┌──

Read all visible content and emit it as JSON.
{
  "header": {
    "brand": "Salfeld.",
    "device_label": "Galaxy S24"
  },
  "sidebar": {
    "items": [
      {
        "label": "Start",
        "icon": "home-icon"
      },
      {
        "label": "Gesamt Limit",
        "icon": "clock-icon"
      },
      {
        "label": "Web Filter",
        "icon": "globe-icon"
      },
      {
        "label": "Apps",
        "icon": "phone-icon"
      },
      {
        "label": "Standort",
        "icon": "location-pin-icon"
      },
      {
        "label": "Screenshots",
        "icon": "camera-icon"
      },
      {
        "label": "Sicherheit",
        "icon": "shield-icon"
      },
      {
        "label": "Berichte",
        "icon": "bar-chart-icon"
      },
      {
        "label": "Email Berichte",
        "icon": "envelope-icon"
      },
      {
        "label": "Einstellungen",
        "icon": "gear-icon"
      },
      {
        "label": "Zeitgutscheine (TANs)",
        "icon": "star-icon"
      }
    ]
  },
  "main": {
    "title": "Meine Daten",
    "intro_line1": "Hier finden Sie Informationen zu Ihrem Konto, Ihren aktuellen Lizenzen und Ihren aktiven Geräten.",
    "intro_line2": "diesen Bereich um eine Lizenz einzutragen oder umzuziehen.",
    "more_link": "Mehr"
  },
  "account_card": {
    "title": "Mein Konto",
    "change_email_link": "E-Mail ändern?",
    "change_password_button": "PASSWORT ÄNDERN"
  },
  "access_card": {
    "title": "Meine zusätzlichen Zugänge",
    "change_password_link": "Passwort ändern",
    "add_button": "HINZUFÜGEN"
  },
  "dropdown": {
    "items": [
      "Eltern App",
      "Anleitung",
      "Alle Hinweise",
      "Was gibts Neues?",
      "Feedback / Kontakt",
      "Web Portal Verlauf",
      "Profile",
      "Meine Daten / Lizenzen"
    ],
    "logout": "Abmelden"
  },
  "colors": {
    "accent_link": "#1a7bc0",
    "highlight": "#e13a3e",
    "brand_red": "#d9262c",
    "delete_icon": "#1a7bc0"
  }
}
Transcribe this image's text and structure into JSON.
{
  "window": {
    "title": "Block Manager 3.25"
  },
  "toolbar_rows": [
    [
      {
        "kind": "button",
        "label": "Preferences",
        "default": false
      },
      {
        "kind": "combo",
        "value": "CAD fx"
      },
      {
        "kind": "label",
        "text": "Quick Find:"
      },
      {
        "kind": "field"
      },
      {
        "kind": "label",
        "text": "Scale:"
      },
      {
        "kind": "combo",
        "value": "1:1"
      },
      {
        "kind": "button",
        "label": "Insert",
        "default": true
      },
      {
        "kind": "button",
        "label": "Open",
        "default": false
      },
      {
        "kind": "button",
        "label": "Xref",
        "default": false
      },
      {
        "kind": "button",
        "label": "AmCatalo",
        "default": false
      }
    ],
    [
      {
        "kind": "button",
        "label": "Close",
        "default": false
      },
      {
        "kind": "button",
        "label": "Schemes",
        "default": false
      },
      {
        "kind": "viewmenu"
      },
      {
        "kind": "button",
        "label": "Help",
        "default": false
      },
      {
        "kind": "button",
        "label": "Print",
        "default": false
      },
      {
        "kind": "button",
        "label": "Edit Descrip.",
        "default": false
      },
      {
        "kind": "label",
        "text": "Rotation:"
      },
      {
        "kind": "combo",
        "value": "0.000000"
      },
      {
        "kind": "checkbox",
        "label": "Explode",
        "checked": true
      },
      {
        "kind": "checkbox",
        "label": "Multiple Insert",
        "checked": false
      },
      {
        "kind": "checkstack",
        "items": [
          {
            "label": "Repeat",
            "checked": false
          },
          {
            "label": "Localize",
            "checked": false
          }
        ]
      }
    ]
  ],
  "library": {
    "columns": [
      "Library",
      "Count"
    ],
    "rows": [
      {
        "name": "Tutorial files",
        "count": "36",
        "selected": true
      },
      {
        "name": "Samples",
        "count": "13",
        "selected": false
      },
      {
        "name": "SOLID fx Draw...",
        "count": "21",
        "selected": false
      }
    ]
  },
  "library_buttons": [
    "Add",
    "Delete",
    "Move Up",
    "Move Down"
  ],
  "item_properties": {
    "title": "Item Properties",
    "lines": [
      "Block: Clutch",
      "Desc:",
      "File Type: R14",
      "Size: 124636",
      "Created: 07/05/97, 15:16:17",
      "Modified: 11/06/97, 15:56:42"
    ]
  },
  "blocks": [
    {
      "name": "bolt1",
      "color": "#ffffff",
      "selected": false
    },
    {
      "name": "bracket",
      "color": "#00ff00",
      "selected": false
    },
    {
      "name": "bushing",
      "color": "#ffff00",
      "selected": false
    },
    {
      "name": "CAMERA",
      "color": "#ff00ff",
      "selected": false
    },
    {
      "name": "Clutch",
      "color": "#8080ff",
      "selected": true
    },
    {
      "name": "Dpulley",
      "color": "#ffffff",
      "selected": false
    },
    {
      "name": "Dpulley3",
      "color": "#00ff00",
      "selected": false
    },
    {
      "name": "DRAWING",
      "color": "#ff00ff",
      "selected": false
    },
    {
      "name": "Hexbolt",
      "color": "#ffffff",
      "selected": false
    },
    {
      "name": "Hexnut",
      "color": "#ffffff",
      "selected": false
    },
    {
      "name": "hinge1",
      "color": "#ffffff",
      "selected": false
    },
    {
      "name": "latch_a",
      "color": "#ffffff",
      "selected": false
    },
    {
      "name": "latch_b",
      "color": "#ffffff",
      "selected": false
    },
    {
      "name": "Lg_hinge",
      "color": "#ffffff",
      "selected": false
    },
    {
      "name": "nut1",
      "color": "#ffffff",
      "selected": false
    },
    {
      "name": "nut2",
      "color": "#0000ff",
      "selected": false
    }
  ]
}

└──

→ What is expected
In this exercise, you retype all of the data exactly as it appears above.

→ Answer to this task
Read all visible content and emit it as JSON.
{
  "header": {
    "brand": "Salfeld.",
    "device_label": "Galaxy S24"
  },
  "sidebar": {
    "items": [
      {
        "label": "Start",
        "icon": "home-icon"
      },
      {
        "label": "Gesamt Limit",
        "icon": "clock-icon"
      },
      {
        "label": "Web Filter",
        "icon": "globe-icon"
      },
      {
        "label": "Apps",
        "icon": "phone-icon"
      },
      {
        "label": "Standort",
        "icon": "location-pin-icon"
      },
      {
        "label": "Screenshots",
        "icon": "camera-icon"
      },
      {
        "label": "Sicherheit",
        "icon": "shield-icon"
      },
      {
        "label": "Berichte",
        "icon": "bar-chart-icon"
      },
      {
        "label": "Email Berichte",
        "icon": "envelope-icon"
      },
      {
        "label": "Einstellungen",
        "icon": "gear-icon"
      },
      {
        "label": "Zeitgutscheine (TANs)",
        "icon": "star-icon"
      }
    ]
  },
  "main": {
    "title": "Meine Daten",
    "intro_line1": "Hier finden Sie Informationen zu Ihrem Konto, Ihren aktuellen Lizenzen und Ihren aktiven Geräten.",
    "intro_line2": "diesen Bereich um eine Lizenz einzutragen oder umzuziehen.",
    "more_link": "Mehr"
  },
  "account_card": {
    "title": "Mein Konto",
    "change_email_link": "E-Mail ändern?",
    "change_password_button": "PASSWORT ÄNDERN"
  },
  "access_card": {
    "title": "Meine zusätzlichen Zugänge",
    "change_password_link": "Passwort ändern",
    "add_button": "HINZUFÜGEN"
  },
  "dropdown": {
    "items": [
      "Eltern App",
      "Anleitung",
      "Alle Hinweise",
      "Was gibts Neues?",
      "Feedback / Kontakt",
      "Web Portal Verlauf",
      "Profile",
      "Meine Daten / Lizenzen"
    ],
    "logout": "Abmelden"
  },
  "colors": {
    "accent_link": "#1a7bc0",
    "highlight": "#e13a3e",
    "brand_red": "#d9262c",
    "delete_icon": "#1a7bc0"
  }
}
Transcribe this image's text and structure into JSON.
{
  "window": {
    "title": "Block Manager 3.25"
  },
  "toolbar_rows": [
    [
      {
        "kind": "button",
        "label": "Preferences",
        "default": false
      },
      {
        "kind": "combo",
        "value": "CAD fx"
      },
      {
        "kind": "label",
        "text": "Quick Find:"
      },
      {
        "kind": "field"
      },
      {
        "kind": "label",
        "text": "Scale:"
      },
      {
        "kind": "combo",
        "value": "1:1"
      },
      {
        "kind": "button",
        "label": "Insert",
        "default": true
      },
      {
        "kind": "button",
        "label": "Open",
        "default": false
      },
      {
        "kind": "button",
        "label": "Xref",
        "default": false
      },
      {
        "kind": "button",
        "label": "AmCatalo",
        "default": false
      }
    ],
    [
      {
        "kind": "button",
        "label": "Close",
        "default": false
      },
      {
        "kind": "button",
        "label": "Schemes",
        "default": false
      },
      {
        "kind": "viewmenu"
      },
      {
        "kind": "button",
        "label": "Help",
        "default": false
      },
      {
        "kind": "button",
        "label": "Print",
        "default": false
      },
      {
        "kind": "button",
        "label": "Edit Descrip.",
        "default": false
      },
      {
        "kind": "label",
        "text": "Rotation:"
      },
      {
        "kind": "combo",
        "value": "0.000000"
      },
      {
        "kind": "checkbox",
        "label": "Explode",
        "checked": true
      },
      {
        "kind": "checkbox",
        "label": "Multiple Insert",
        "checked": false
      },
      {
        "kind": "checkstack",
        "items": [
          {
            "label": "Repeat",
            "checked": false
          },
          {
            "label": "Localize",
            "checked": false
          }
        ]
      }
    ]
  ],
  "library": {
    "columns": [
      "Library",
      "Count"
    ],
    "rows": [
      {
        "name": "Tutorial files",
        "count": "36",
        "selected": true
      },
      {
        "name": "Samples",
        "count": "13",
        "selected": false
      },
      {
        "name": "SOLID fx Draw...",
        "count": "21",
        "selected": false
      }
    ]
  },
  "library_buttons": [
    "Add",
    "Delete",
    "Move Up",
    "Move Down"
  ],
  "item_properties": {
    "title": "Item Properties",
    "lines": [
      "Block: Clutch",
      "Desc:",
      "File Type: R14",
      "Size: 124636",
      "Created: 07/05/97, 15:16:17",
      "Modified: 11/06/97, 15:56:42"
    ]
  },
  "blocks": [
    {
      "name": "bolt1",
      "color": "#ffffff",
      "selected": false
    },
    {
      "name": "bracket",
      "color": "#00ff00",
      "selected": false
    },
    {
      "name": "bushing",
      "color": "#ffff00",
      "selected": false
    },
    {
      "name": "CAMERA",
      "color": "#ff00ff",
      "selected": false
    },
    {
      "name": "Clutch",
      "color": "#8080ff",
      "selected": true
    },
    {
      "name": "Dpulley",
      "color": "#ffffff",
      "selected": false
    },
    {
      "name": "Dpulley3",
      "color": "#00ff00",
      "selected": false
    },
    {
      "name": "DRAWING",
      "color": "#ff00ff",
      "selected": false
    },
    {
      "name": "Hexbolt",
      "color": "#ffffff",
      "selected": false
    },
    {
      "name": "Hexnut",
      "color": "#ffffff",
      "selected": false
    },
    {
      "name": "hinge1",
      "color": "#ffffff",
      "selected": false
    },
    {
      "name": "latch_a",
      "color": "#ffffff",
      "selected": false
    },
    {
      "name": "latch_b",
      "color": "#ffffff",
      "selected": false
    },
    {
      "name": "Lg_hinge",
      "color": "#ffffff",
      "selected": false
    },
    {
      "name": "nut1",
      "color": "#ffffff",
      "selected": false
    },
    {
      "name": "nut2",
      "color": "#0000ff",
      "selected": false
    }
  ]
}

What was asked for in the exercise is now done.